Go to the Globe and Mail homepage

Jump to main navigationJump to main content

(Gene J. Puskar)
(Gene J. Puskar)

Sean Gordon

Time to recognize Bylsma Add to ...

With apologies to Bill Maher, let us define a few New Rules this morning.

Rule the first: in any discussion about pro hockey’s cleverest men, Penguins coach Dan Bylsma must be among the first three names mentioned.

Not only because he has managed to keep his team among the conference elite despite a raft of injuries that would make many grown men cry and consign lesser teams to a season of misery and bottom feeding - like these guys, for example.

No, Bylsma’s true genius is in getting the most out of marginal players (Dustin Jeffrey? Joe Vitale?) and creating an environment that has enabled a couple of the best young players in the game to mature and flourish.

Evgeni Malkin, who people tend to forget is only 25 years old, has blossomed into the Crosby-less NHL’s best player this season, and Bylsma deserves some of the credit.

Look no further than Tuesday’s game against the Montreal Canadiens, a cagily-played affair that saw centre Tomas Plekanec and defensive pair Josh Gorges and P.K. Subban in Malkin’s socks for much of the game.

Byslma had said prior to the game that Malkin and his linemates have gotten used to special treatment from the opposition, and hinted that he’d try and exploit situational mismatches to get them some more room out there.

So it was seven minutes into the third period, when Bylsma called his second line - who had been matched up with Gorges, Subban and the Habs’ top line - back to the bench and threw Malkin’s group out.

The Habs managed to get Plekanec and his linemates on the ice, but by then Subban and Gorges had gone for a breather and the defensive pairing was Hal Gill (who doesn’t do well against speed) and Yannick Weber (who is just flat out brutal in his own end).
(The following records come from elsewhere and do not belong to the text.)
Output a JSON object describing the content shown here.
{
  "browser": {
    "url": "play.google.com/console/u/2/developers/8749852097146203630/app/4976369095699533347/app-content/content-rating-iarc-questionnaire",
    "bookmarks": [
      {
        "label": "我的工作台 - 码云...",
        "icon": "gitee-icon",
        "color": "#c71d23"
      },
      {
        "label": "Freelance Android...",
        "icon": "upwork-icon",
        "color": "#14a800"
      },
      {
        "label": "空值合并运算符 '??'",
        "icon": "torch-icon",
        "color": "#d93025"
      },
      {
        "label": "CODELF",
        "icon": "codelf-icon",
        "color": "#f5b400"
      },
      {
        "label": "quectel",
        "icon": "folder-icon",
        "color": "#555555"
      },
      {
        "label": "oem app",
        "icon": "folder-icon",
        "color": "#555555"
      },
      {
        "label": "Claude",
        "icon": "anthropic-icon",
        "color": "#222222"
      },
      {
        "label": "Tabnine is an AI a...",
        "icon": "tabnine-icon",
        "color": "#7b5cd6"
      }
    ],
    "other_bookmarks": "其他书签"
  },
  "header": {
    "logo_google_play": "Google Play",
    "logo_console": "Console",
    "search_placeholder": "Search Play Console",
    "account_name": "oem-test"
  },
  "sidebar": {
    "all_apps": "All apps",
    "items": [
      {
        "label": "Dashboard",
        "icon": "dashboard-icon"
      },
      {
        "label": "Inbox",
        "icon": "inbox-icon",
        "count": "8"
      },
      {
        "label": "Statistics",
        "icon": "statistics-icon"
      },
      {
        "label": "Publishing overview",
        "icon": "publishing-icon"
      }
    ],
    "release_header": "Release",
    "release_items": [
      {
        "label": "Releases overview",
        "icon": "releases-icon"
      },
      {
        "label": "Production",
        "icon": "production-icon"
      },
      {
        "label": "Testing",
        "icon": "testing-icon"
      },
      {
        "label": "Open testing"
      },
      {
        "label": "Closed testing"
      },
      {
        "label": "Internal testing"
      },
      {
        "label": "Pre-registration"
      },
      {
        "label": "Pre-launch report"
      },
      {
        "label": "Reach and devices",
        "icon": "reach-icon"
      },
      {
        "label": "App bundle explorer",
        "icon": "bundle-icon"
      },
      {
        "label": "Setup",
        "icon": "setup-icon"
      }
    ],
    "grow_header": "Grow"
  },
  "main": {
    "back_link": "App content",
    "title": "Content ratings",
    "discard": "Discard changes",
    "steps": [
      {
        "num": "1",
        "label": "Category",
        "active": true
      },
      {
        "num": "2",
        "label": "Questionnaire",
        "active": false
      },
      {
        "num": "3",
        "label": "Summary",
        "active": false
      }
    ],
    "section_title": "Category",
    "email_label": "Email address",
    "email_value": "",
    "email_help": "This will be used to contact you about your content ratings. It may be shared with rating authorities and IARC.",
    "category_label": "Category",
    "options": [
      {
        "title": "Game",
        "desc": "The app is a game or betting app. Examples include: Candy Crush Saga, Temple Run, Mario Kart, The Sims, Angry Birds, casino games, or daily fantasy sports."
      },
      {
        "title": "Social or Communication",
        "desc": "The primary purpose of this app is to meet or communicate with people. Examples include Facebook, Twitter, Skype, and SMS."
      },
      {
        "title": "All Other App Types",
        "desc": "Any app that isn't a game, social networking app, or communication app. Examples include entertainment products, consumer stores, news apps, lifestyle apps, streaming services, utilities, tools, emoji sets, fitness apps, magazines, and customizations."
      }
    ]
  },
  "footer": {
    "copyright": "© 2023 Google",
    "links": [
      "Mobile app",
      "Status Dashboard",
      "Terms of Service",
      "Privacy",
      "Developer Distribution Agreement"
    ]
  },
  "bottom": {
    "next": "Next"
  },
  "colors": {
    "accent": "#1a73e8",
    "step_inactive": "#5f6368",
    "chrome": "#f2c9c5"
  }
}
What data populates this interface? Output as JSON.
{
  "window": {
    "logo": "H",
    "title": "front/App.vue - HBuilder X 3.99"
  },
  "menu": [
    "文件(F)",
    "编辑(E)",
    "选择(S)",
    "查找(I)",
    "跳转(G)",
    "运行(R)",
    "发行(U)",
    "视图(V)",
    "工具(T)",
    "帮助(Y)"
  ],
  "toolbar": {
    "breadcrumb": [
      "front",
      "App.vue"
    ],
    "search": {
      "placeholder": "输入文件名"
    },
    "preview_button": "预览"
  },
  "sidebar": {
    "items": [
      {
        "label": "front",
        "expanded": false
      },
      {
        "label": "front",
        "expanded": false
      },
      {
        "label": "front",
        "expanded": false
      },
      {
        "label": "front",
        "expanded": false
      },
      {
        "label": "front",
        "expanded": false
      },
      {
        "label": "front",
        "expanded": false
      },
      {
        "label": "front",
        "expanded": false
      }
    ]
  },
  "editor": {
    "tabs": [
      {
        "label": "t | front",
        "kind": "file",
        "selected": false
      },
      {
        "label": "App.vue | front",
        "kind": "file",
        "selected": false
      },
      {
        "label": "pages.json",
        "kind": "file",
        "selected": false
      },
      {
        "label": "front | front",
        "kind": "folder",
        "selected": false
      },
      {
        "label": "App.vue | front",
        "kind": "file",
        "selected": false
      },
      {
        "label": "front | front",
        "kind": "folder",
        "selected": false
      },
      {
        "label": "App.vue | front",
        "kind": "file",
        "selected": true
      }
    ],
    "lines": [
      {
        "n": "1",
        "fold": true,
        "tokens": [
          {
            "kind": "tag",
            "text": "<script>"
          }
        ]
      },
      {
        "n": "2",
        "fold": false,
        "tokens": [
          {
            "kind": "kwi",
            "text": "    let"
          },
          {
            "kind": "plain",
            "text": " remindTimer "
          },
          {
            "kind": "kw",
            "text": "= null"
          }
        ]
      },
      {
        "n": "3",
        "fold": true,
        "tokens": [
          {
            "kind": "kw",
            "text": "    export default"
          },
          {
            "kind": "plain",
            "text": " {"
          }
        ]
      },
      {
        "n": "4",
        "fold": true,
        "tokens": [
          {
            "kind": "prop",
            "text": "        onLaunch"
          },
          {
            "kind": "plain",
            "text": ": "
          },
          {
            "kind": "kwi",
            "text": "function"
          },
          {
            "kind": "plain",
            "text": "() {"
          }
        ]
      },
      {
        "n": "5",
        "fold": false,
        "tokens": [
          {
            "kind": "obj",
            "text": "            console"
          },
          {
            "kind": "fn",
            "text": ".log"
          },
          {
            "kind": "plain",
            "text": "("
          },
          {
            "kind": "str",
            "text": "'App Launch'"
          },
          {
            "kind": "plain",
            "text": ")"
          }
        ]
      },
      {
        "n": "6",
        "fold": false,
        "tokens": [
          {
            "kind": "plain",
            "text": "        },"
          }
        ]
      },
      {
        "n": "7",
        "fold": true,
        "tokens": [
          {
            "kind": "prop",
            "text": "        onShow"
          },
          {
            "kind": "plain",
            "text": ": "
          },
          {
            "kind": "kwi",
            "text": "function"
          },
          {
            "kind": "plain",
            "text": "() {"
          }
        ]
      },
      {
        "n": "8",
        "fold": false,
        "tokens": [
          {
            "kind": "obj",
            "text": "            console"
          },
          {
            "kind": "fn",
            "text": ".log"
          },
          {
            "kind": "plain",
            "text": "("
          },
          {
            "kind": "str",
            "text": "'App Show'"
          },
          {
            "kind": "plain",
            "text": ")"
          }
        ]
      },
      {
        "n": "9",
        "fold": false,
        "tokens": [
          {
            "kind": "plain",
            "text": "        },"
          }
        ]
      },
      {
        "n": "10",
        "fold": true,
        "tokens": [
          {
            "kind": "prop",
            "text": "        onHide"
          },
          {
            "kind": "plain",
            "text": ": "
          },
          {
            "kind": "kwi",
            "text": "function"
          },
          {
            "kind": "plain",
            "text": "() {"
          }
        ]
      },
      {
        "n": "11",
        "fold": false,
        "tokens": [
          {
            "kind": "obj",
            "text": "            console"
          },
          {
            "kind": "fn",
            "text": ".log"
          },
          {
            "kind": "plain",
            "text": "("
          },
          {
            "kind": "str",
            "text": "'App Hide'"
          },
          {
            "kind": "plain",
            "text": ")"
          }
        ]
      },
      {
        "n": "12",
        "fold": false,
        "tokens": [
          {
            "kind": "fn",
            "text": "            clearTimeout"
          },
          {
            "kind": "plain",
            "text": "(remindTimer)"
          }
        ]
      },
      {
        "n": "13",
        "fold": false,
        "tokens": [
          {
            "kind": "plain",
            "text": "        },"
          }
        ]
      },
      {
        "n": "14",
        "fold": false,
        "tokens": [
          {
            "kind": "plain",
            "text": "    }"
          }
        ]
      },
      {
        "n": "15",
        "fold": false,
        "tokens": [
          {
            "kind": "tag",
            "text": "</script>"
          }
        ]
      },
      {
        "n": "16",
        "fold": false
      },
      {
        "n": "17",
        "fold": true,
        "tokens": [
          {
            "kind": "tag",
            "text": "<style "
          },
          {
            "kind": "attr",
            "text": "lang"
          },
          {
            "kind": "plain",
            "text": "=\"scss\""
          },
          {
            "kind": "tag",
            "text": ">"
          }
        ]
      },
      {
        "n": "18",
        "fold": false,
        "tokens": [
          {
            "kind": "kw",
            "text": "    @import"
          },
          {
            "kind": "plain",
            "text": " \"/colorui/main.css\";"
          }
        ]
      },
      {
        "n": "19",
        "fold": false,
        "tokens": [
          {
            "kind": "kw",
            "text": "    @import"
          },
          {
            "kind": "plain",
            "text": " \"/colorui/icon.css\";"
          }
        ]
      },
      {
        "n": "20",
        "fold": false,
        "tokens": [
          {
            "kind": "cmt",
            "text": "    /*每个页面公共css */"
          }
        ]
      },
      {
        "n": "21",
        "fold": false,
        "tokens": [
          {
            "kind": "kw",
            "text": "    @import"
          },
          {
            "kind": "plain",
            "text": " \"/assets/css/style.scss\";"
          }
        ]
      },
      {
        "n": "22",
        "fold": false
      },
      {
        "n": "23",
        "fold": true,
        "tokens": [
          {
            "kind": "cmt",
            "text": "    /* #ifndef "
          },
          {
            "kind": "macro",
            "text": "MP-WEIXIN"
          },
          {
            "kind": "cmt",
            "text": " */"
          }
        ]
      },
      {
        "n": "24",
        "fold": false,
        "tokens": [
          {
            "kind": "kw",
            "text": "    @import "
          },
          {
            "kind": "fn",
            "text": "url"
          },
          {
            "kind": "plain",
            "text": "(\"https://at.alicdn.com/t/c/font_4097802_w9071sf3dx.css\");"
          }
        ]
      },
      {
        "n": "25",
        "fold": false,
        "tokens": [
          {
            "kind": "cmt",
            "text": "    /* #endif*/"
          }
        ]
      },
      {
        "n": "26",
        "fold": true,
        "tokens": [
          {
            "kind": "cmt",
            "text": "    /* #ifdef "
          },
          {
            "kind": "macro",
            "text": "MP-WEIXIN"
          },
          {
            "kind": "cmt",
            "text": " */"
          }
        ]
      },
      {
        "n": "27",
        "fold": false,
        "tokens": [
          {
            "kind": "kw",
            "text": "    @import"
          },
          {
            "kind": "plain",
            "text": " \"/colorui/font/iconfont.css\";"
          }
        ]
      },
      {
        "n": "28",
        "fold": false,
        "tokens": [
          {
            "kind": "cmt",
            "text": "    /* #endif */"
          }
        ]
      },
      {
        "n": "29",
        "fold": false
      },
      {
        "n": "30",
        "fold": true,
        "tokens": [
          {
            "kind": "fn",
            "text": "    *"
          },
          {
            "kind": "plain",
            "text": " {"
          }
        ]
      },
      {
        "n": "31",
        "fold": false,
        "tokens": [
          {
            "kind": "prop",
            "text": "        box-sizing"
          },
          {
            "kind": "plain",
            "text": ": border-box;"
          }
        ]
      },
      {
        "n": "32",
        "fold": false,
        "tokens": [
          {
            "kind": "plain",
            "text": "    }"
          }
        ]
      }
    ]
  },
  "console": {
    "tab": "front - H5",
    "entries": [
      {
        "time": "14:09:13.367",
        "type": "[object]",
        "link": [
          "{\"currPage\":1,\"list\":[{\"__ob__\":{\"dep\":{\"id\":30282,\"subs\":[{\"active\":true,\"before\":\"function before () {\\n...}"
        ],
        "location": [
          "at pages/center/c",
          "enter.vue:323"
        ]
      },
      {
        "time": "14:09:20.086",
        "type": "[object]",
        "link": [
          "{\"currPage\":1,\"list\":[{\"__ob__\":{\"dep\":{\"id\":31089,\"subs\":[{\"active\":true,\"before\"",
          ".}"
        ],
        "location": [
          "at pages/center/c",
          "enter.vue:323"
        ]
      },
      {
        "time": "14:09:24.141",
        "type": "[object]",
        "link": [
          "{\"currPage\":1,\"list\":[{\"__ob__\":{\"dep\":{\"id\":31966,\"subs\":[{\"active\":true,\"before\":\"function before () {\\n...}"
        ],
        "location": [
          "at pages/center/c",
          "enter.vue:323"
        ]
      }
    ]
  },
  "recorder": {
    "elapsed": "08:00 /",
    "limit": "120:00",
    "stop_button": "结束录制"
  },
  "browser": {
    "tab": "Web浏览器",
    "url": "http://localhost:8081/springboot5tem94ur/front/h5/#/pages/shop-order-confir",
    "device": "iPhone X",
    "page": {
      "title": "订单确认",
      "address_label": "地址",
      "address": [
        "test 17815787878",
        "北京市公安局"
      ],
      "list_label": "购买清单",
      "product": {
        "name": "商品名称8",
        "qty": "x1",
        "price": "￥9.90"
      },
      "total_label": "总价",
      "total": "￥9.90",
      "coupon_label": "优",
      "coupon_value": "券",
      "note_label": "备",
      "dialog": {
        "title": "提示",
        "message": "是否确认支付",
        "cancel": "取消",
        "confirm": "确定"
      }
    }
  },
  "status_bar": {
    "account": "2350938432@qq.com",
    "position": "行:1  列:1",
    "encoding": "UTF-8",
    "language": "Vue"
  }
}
Presto, James Neal scored the 2-2 equalizer after Malkin’s feed from behind the net was deflected into his path by Plekanec.

Malkin then scored a swanky spinarama goal in the shootout, which the Pens would eventually lose (Plekanec scored the decisive goal, and appears to be emerging at last from his season-long lethargy).

But without Bylsma’s quick thinking, it’s an open question whether they get that overtime point, which allowed Pittsburgh to keep pace with New Jersey, who have one less regulation win (this could matter in deciding the final seedings).

Good teams get something out of games they have no right to win - and after Lars Eller's no-look goal, it looked like the hockey gods were going to side with the Habs.

Another key factor in the Pens’ recent run of success: the presence of 24-year-old defenceman Kristopher Letang, who gives them another dimension on the back end, and who has also bloomed under Bylsma’s tutelage.

The Pens are 6-2-1 since Letang returned to the lineup, and have put together a 9-2-1 string since Jan. 11.

Speaking of Letang, aren’t the criticisms leveled at him when he was younger (cocky, mouthy, selfish, mistake-prone) pretty much exactly the same ones leveled at another 22-year-old defenceman we know?

A couple of years later, and Letang is in the conversation for the Norris trophy, or he would be had a concussion not interrupted his season.

Disco Dan knows what he's doing, gang, and has single-handedly removed the injury bug as an excuse for under-performing in the NHL. We're big fans of the job he's done.

Second rule: math sucks, especially when it points a bony finger of blame.

Per Deadspin.com, the New England Patriots would have had an exponentially larger chance of winning the Super Bowl had Wes Welker managed to pull down an awkward, but catchable, Tom Brady pass with four minutes left in the game and the Pats leading.

Maybe that’s why a pawn shop owner - who presumably lost a tidy bundle on a friendly Super Bowl wager - decided to drop off a few Butterfinger candy bars in Boston’s Copley Square as an homage to Welker.

Third rule: Major League Baseball teams will stoop to strange and sometimes borderline creepy things when left to their own devices, as they are in winter.

Sure, the Texas Rangers have a major financial investment in slugger Josh Hamilton, a recovering addict who suffered a well-publicized relapse in a Dallas bar on Feb. 2.

But bringing in a former University of Alabama team chaplain and onetime Kansas City Royals fitness coach to keep him on the straight and narrow?

Put us down as doubters - if you need to hire someone to follow a player around because of doubts over his ability to keep it on the rails, it’s probably not going to end well (see Jones, Pacman).

Yes, the team used to employ Jerry Narron, a longtime baseball man who has known Hamilton since he was a kid, as his “accountability partner.”

And yes, Hamilton’s relapse happened after Narron took a new job as the Milwaukee Brewers’ hitting coach.

But it occurs that what Hamilton needs is serious, expert help - a counselor, not a minder.

In the meantime, it has emerged the World Series runners-up have put negotiations toward a contract extension for Hamilton on hold.


Report Typo/Error

Follow on Twitter: @MrSeanGordon

Next story




Most popular videos »

More from The Globe and Mail

Most popular